Mating success for Manning River turtles
The organisation’s ‘Conservation Ark’ facility, located within the Australian Reptile Park (ARP) on the New South Wales Central Coast, is home to 10 sexually mature adult Manning River turtles (Wollulmbinia purvis).
“This is the first time we’ve seen breeding behaviour with our Manning River turtles,” says ARP Operations Manager Billy Collett.
“This is a massive historical moment… It is so exciting. And I just can’t wait to see those eggs!”
Billy managed the breeding program, pairing genetically suited females with males in large tanks.
Over the course of a month he witnessed the courtship and breeding of not just one, but multiple pairs.
The huge milestone is not just one for Aussie Ark, but for the turtles, too, boosting insurance population numbers to secure the survival of the species.
The breeding program began five years ago with eggs collected from the wild to save them from drought and fire, mostly notably during the 2019 Black Summer bushfires.

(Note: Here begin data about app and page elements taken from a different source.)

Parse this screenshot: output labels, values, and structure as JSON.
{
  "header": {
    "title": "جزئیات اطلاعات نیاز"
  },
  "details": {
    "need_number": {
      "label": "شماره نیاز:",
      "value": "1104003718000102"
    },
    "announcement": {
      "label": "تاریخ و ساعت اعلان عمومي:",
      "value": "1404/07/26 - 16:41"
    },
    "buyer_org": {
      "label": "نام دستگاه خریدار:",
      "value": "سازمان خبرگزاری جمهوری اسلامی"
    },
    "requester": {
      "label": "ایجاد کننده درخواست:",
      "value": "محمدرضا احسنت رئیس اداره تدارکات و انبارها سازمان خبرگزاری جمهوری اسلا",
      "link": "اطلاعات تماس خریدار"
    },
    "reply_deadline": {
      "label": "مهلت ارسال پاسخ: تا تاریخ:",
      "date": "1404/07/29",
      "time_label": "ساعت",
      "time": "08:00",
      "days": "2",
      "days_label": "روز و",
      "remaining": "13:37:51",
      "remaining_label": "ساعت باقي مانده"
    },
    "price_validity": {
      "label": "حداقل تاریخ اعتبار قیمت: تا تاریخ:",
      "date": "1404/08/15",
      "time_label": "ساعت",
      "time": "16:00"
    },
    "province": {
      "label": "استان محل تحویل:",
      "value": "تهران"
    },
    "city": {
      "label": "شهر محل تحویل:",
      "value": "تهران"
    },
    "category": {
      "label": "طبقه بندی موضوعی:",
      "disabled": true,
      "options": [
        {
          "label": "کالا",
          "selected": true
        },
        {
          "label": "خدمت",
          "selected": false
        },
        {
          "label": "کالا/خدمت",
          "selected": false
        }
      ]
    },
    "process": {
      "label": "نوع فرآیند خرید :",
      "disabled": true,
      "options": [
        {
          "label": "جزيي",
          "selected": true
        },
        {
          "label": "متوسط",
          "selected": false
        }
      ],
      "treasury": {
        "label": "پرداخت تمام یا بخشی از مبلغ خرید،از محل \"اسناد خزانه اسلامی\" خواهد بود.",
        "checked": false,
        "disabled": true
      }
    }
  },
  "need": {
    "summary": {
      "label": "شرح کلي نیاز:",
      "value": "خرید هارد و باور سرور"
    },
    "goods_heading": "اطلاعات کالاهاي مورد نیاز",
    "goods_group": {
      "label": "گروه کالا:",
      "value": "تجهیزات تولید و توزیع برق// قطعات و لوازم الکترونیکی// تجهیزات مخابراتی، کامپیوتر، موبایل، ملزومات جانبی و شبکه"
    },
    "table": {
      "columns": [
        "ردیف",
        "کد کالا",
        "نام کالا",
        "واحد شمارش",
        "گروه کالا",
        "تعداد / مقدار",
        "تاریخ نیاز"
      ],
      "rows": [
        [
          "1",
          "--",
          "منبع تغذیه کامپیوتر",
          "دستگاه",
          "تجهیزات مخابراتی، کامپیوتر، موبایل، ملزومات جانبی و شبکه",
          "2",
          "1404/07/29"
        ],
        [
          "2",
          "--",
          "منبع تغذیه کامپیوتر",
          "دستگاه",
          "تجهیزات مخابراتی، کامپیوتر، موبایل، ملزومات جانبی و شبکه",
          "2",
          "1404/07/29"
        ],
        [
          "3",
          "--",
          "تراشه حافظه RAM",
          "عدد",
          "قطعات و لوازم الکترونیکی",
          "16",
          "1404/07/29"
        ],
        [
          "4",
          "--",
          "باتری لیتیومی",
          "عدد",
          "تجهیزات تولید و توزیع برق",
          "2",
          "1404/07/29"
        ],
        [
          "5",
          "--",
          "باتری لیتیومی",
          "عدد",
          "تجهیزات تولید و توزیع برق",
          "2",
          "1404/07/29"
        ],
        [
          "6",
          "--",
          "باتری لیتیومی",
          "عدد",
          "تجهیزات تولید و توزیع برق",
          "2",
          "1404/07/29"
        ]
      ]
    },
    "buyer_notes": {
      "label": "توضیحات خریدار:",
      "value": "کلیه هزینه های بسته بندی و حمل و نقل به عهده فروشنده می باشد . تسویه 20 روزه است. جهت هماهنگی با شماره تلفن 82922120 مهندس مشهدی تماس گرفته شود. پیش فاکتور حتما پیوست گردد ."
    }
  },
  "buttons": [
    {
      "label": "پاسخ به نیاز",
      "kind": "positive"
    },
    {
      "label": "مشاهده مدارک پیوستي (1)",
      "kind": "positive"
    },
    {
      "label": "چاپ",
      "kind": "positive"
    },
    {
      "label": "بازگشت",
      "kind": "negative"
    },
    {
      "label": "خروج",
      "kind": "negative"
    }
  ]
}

Manning River release
Last October Aussie Ark released 10 of their captive-bred Manning River turtles back into the Manning River.
Billy says with continued success of the breeding program, it’s hoped even more of the turtles can be returned to their homeland.
This striking, medium-sized freshwater turtle is recognised by its distinct colouring. The Manning River turtle is known for its yellow markings on the underside of its shell and tail, as well as a clear yellow stripe from the jaw down to the neck of the shell.
Habitat & Distribution
The Manning River helmeted turtle is found only on the Mid North Coast of NSW, more particularly, the species is restricted to the middle and upper stretches of the Manning River catchment area. They are found in relatively shallow, clear, continuously fast-flowing rivers with rocky and sandy substrates.
Diet & Behaviour
This species is predominately diurnal, often seen basking on logs, rocks or the river banks near deep pools. Although, nocturnal foraging in shallow areas has been observed. The Manning River turtle is thought to be omnivorous like similar turtle species. It is estimated that this turtle species has a lifespan of approximately 20 years.
Unfortunately, in recent years the Manning River helmeted turtle has seen a significant decline in numbers, although the full extent is not known. The species faces a range of threats, including predation, illegal poaching, habitat degradation and disease. Foxes not only raid the nests and eat the eggs and young turtles but also the mothers as they are laying them on the river bank. These threats have all drastically reduced the number of surviving individuals and have also left the wild population vulnerable to mass extinction in the face of any catastrophic event that may occur. Water quality, food availability and suitable nesting environments are likely to also have been affected by human use of the land in adjoining areas, causing environmental changes.
– courtesy Aussie Ark